Women given lottery money to write soldiers' stories
The stories of soldiers named on four war memorials in the West Midlands are to be documented by two women after they got heritage lottery funding.
Elisabeth Corfield and Joy Marshall were given £13,200 to research more than 100 men named on monuments in Kingswinford and Wall Heath.
They are to publish a book with profits going to the Royal British legion.
Ms Corfield said she wanted the soldiers to "not just be names carved on a stone".
She said that they hoped to speak to descendants of the soldiers to find out more about them.
"Obviously you can get a certain amount of information from official sources, the Commonwealth War Graves Commission and various internet sites, but you can't get a rounded picture of these men from official sources," she said.

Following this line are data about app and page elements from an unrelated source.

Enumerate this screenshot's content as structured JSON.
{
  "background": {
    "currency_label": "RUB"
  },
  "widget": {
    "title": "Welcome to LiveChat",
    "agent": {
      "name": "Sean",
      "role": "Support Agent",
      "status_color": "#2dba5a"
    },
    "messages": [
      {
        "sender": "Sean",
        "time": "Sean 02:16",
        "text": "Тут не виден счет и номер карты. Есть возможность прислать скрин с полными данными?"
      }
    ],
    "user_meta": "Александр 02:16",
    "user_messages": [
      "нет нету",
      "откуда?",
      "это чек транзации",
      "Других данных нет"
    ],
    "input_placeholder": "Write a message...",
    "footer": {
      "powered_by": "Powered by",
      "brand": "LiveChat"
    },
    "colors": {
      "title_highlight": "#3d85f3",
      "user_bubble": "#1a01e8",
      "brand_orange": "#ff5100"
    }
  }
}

"We want to hear from as many families as possible although we know some are scattered around the country and some around the world, including Canada and Australia."
There are more than 70 soldiers' names on two monuments at St Mary's Church in Kingswinford and 30 names on two other memorials in Wall Heath.

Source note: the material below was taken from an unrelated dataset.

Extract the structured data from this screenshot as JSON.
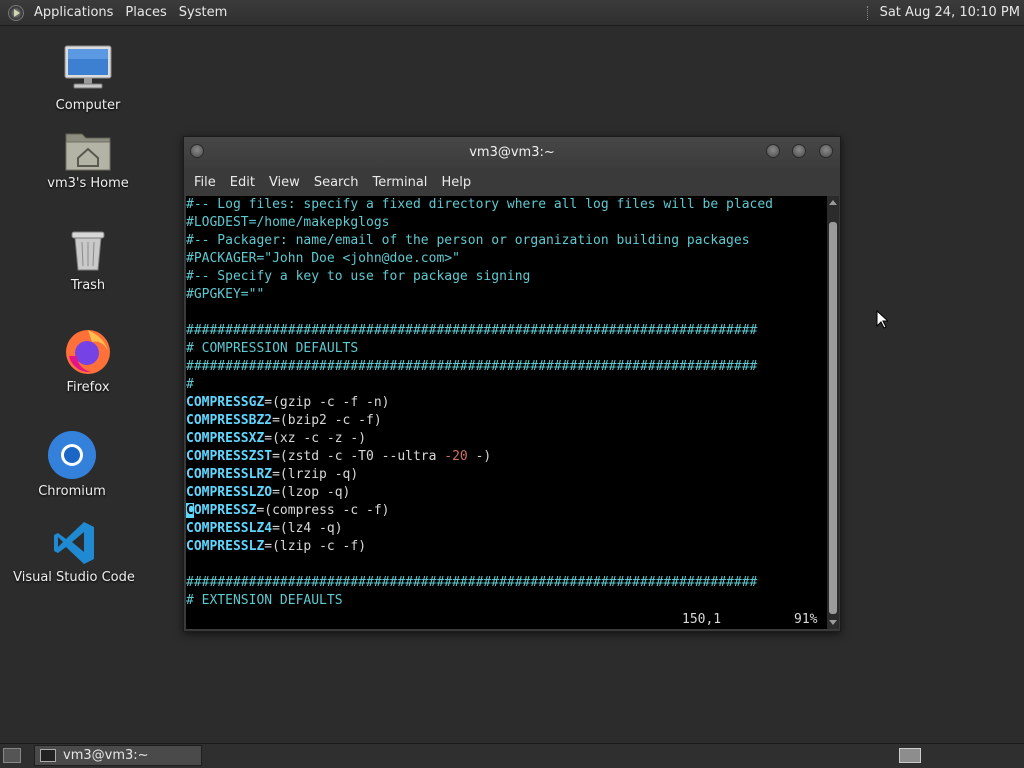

They are from both world wars.
Ms Corfield said she had come up with the idea to create a book after writing articles on some of the soldiers for a local parish magazine.
"You begin to get to know these men quite intimately in some cases and we get very maternal towards these men the more we find out," she said.
The women are holding an event at Kingswinford library later, which they said would be the first of many public events and exhibitions to raise awareness of their research.